§ **TASK DIRECTIONS**: Keep the pictures out of the copy and print all the entries below exactly.

--- START ---

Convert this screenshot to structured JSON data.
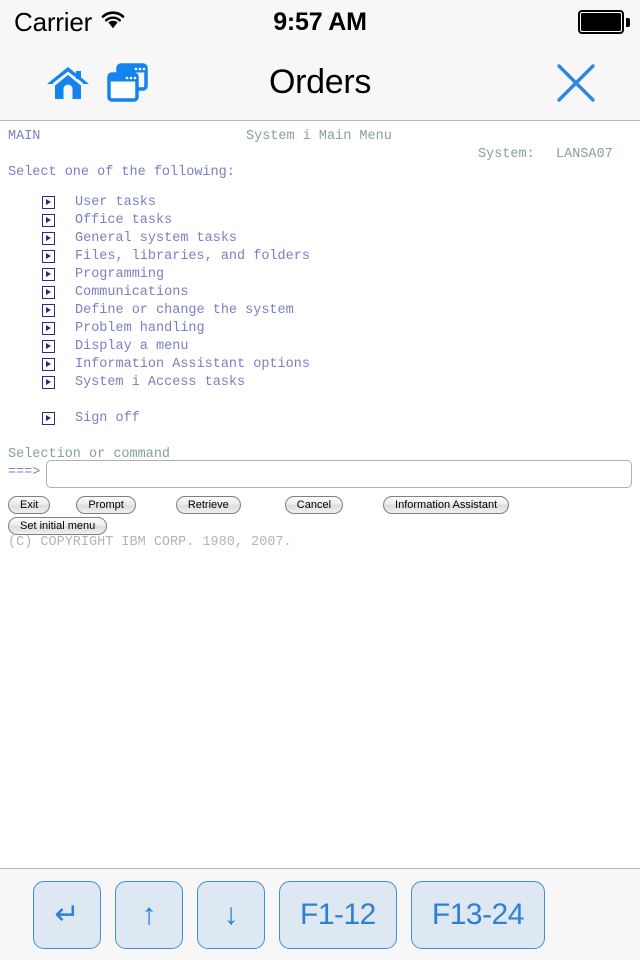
{
  "status_bar": {
    "carrier": "Carrier",
    "wifi_icon": "wifi-icon",
    "time": "9:57 AM",
    "battery_icon": "battery-full-icon"
  },
  "nav_bar": {
    "title": "Orders",
    "home_icon": "home-icon",
    "sessions_icon": "sessions-windows-icon",
    "close_icon": "close-x-icon",
    "accent_color": "#1383f0"
  },
  "terminal": {
    "screen_id": "MAIN",
    "screen_title": "System i Main Menu",
    "system_label": "System:",
    "system_name": "LANSA07",
    "prompt_text": "Select one of the following:",
    "menu_options": [
      {
        "label": "User tasks"
      },
      {
        "label": "Office tasks"
      },
      {
        "label": "General system tasks"
      },
      {
        "label": "Files, libraries, and folders"
      },
      {
        "label": "Programming"
      },
      {
        "label": "Communications"
      },
      {
        "label": "Define or change the system"
      },
      {
        "label": "Problem handling"
      },
      {
        "label": "Display a menu"
      },
      {
        "label": "Information Assistant options"
      },
      {
        "label": "System i Access tasks"
      },
      {
        "label": "Sign off"
      }
    ],
    "command_label": "Selection or command",
    "command_arrow": "===>",
    "command_value": "",
    "command_placeholder": "",
    "function_keys_row1": [
      "Exit",
      "Prompt",
      "Retrieve",
      "Cancel",
      "Information Assistant"
    ],
    "function_keys_row2": [
      "Set initial menu"
    ],
    "copyright": "(C) COPYRIGHT IBM CORP. 1980, 2007.",
    "colors": {
      "blue_text": "#7b7fc4",
      "green_text": "#84a58e",
      "gray_text": "#b4b4b4",
      "option_box": "#2b2f7a"
    }
  },
  "toolbar": {
    "keys": [
      {
        "name": "enter-key",
        "label": "↵",
        "style": "sq"
      },
      {
        "name": "page-up-key",
        "label": "↑",
        "style": "sq"
      },
      {
        "name": "page-down-key",
        "label": "↓",
        "style": "sq"
      },
      {
        "name": "f1-12-key",
        "label": "F1-12",
        "style": "wide"
      },
      {
        "name": "f13-24-key",
        "label": "F13-24",
        "style": "wide"
      }
    ]
  }
}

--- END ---

§ **ANSWER BOX**:
Convert this screenshot to structured JSON data.
{
  "status_bar": {
    "carrier": "Carrier",
    "wifi_icon": "wifi-icon",
    "time": "9:57 AM",
    "battery_icon": "battery-full-icon"
  },
  "nav_bar": {
    "title": "Orders",
    "home_icon": "home-icon",
    "sessions_icon": "sessions-windows-icon",
    "close_icon": "close-x-icon",
    "accent_color": "#1383f0"
  },
  "terminal": {
    "screen_id": "MAIN",
    "screen_title": "System i Main Menu",
    "system_label": "System:",
    "system_name": "LANSA07",
    "prompt_text": "Select one of the following:",
    "menu_options": [
      {
        "label": "User tasks"
      },
      {
        "label": "Office tasks"
      },
      {
        "label": "General system tasks"
      },
      {
        "label": "Files, libraries, and folders"
      },
      {
        "label": "Programming"
      },
      {
        "label": "Communications"
      },
      {
        "label": "Define or change the system"
      },
      {
        "label": "Problem handling"
      },
      {
        "label": "Display a menu"
      },
      {
        "label": "Information Assistant options"
      },
      {
        "label": "System i Access tasks"
      },
      {
        "label": "Sign off"
      }
    ],
    "command_label": "Selection or command",
    "command_arrow": "===>",
    "command_value": "",
    "command_placeholder": "",
    "function_keys_row1": [
      "Exit",
      "Prompt",
      "Retrieve",
      "Cancel",
      "Information Assistant"
    ],
    "function_keys_row2": [
      "Set initial menu"
    ],
    "copyright": "(C) COPYRIGHT IBM CORP. 1980, 2007.",
    "colors": {
      "blue_text": "#7b7fc4",
      "green_text": "#84a58e",
      "gray_text": "#b4b4b4",
      "option_box": "#2b2f7a"
    }
  },
  "toolbar": {
    "keys": [
      {
        "name": "enter-key",
        "label": "↵",
        "style": "sq"
      },
      {
        "name": "page-up-key",
        "label": "↑",
        "style": "sq"
      },
      {
        "name": "page-down-key",
        "label": "↓",
        "style": "sq"
      },
      {
        "name": "f1-12-key",
        "label": "F1-12",
        "style": "wide"
      },
      {
        "name": "f13-24-key",
        "label": "F13-24",
        "style": "wide"
      }
    ]
  }
}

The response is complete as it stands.